» **Exercise data**:
━━━━━━
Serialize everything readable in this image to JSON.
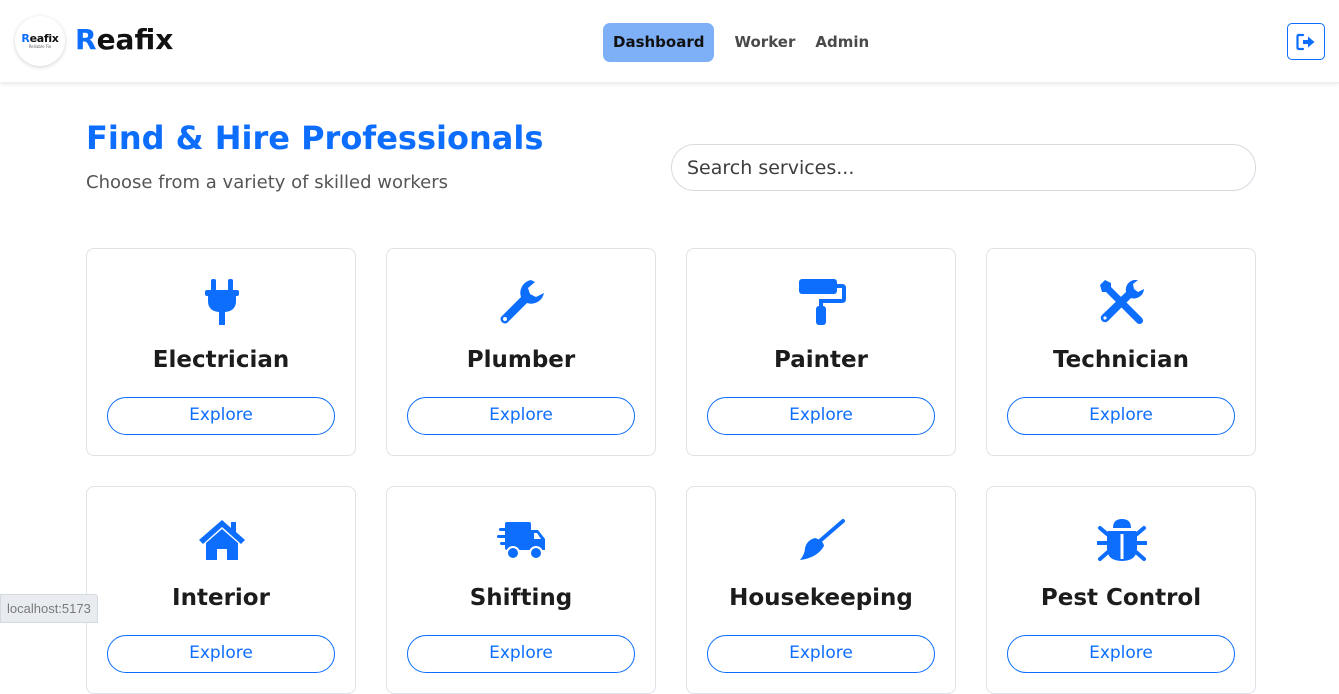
{
  "brand": {
    "logo_small": "Reafix",
    "logo_small_first": "R",
    "logo_small_rest": "eafix",
    "logo_tagline": "Reliable Fix",
    "name_first": "R",
    "name_rest": "eafix"
  },
  "nav": {
    "items": [
      {
        "label": "Dashboard",
        "active": true
      },
      {
        "label": "Worker",
        "active": false
      },
      {
        "label": "Admin",
        "active": false
      }
    ],
    "logout_icon": "sign-out-icon"
  },
  "hero": {
    "title": "Find & Hire Professionals",
    "subtitle": "Choose from a variety of skilled workers"
  },
  "search": {
    "placeholder": "Search services...",
    "value": ""
  },
  "services": [
    {
      "name": "Electrician",
      "icon": "plug-icon",
      "button": "Explore"
    },
    {
      "name": "Plumber",
      "icon": "wrench-icon",
      "button": "Explore"
    },
    {
      "name": "Painter",
      "icon": "paint-roller-icon",
      "button": "Explore"
    },
    {
      "name": "Technician",
      "icon": "tools-icon",
      "button": "Explore"
    },
    {
      "name": "Interior",
      "icon": "home-icon",
      "button": "Explore"
    },
    {
      "name": "Shifting",
      "icon": "truck-fast-icon",
      "button": "Explore"
    },
    {
      "name": "Housekeeping",
      "icon": "broom-icon",
      "button": "Explore"
    },
    {
      "name": "Pest Control",
      "icon": "bug-icon",
      "button": "Explore"
    }
  ],
  "status_bar": {
    "url": "localhost:5173"
  },
  "colors": {
    "accent": "#0d6efd",
    "active_nav_bg": "#7db0f7"
  }
}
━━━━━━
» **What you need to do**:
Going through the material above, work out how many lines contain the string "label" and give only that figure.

» **Exercise solution**:
3